**Task inputs**
------------------------------------------------------------------------

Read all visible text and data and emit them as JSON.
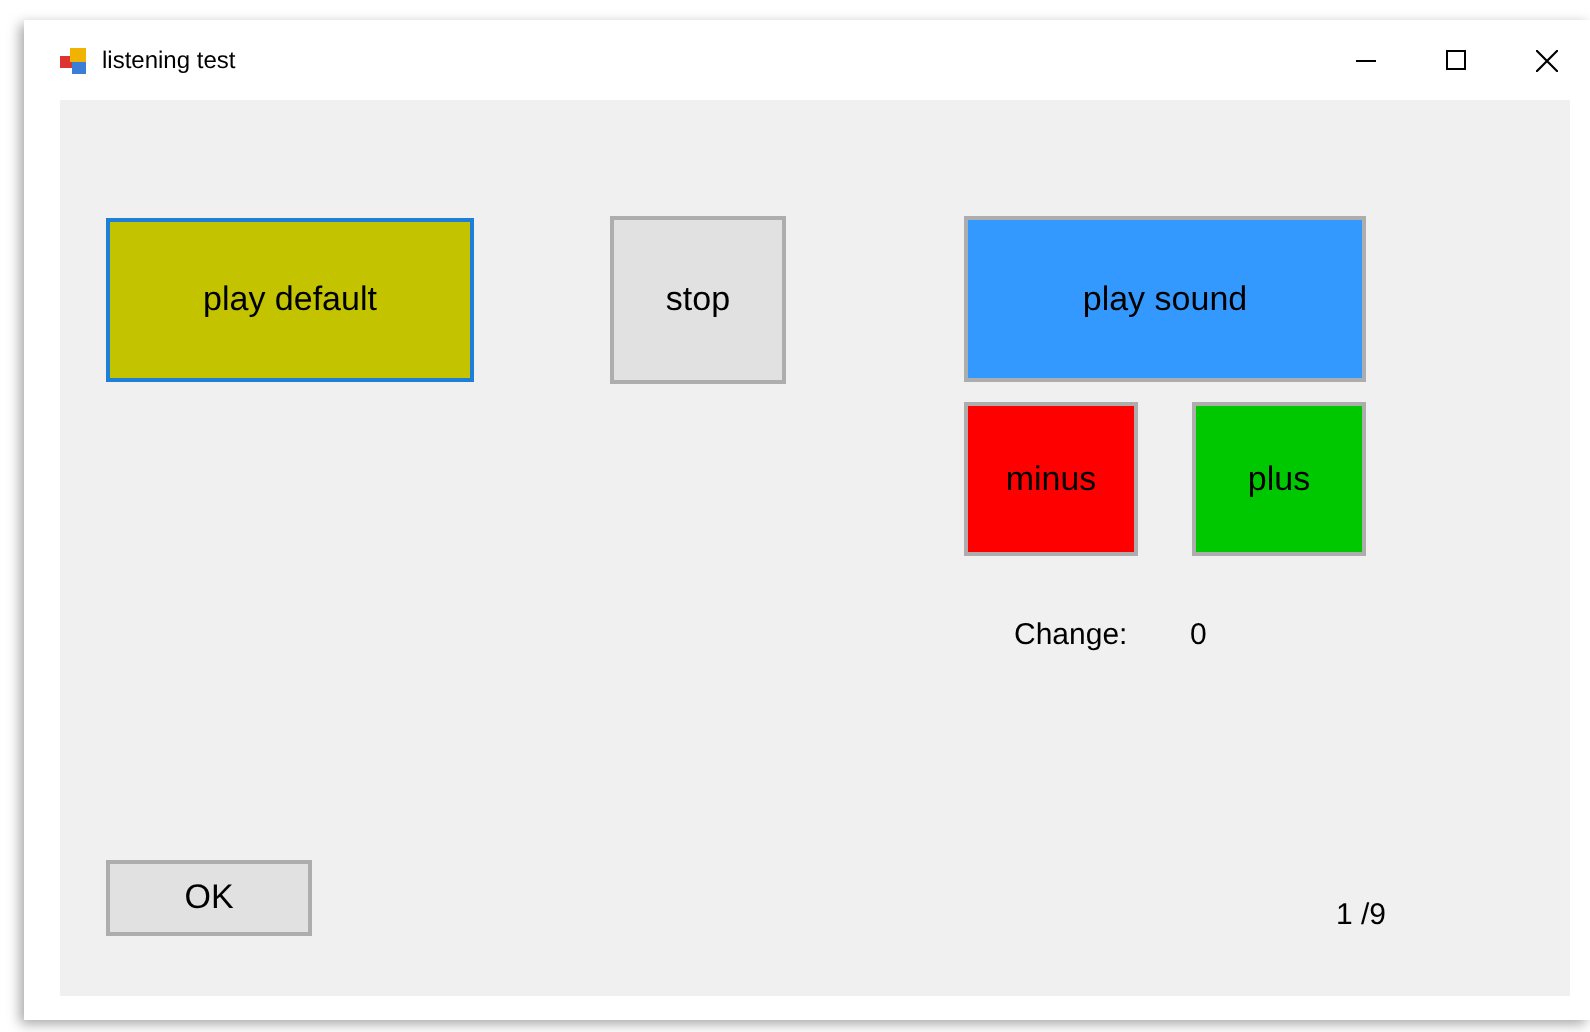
{
  "window": {
    "title": "listening test"
  },
  "buttons": [
    {
      "label": "play default",
      "color": "#c3c300",
      "focused": true
    },
    {
      "label": "stop",
      "color": "#e1e1e1",
      "focused": false
    },
    {
      "label": "play sound",
      "color": "#3399ff",
      "focused": false
    },
    {
      "label": "minus",
      "color": "#ff0000",
      "focused": false
    },
    {
      "label": "plus",
      "color": "#00c800",
      "focused": false
    },
    {
      "label": "OK",
      "color": "#e1e1e1",
      "focused": false
    }
  ],
  "change": {
    "label": "Change:",
    "value": "0"
  },
  "progress": "1 /9"
}
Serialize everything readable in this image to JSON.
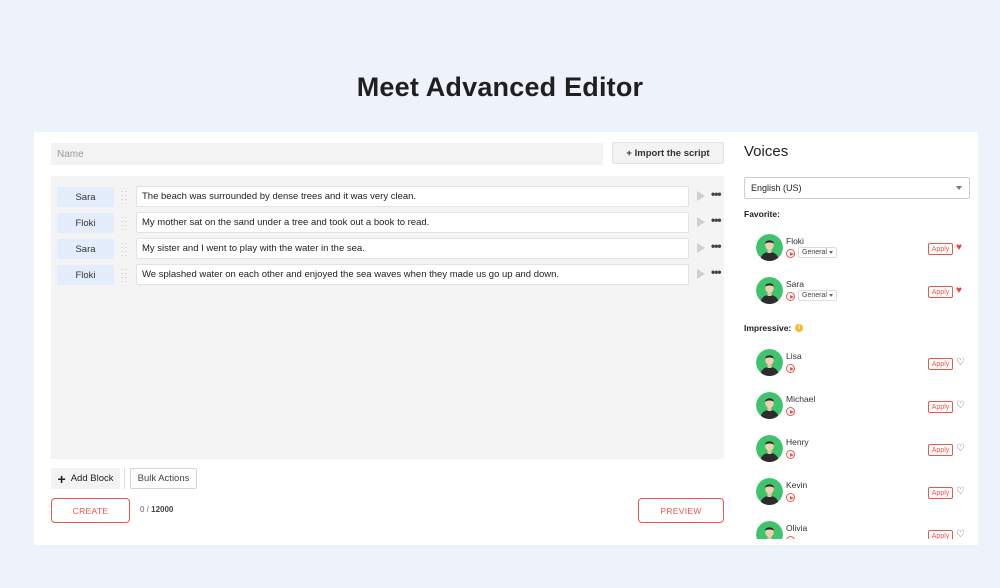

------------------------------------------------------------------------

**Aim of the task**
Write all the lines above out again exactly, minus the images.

**Worked solution**
Read all visible text and data and emit them as JSON.
{
  "window": {
    "title": "listening test"
  },
  "buttons": [
    {
      "label": "play default",
      "color": "#c3c300",
      "focused": true
    },
    {
      "label": "stop",
      "color": "#e1e1e1",
      "focused": false
    },
    {
      "label": "play sound",
      "color": "#3399ff",
      "focused": false
    },
    {
      "label": "minus",
      "color": "#ff0000",
      "focused": false
    },
    {
      "label": "plus",
      "color": "#00c800",
      "focused": false
    },
    {
      "label": "OK",
      "color": "#e1e1e1",
      "focused": false
    }
  ],
  "change": {
    "label": "Change:",
    "value": "0"
  },
  "progress": "1 /9"
}
Serialize everything readable in this image to JSON.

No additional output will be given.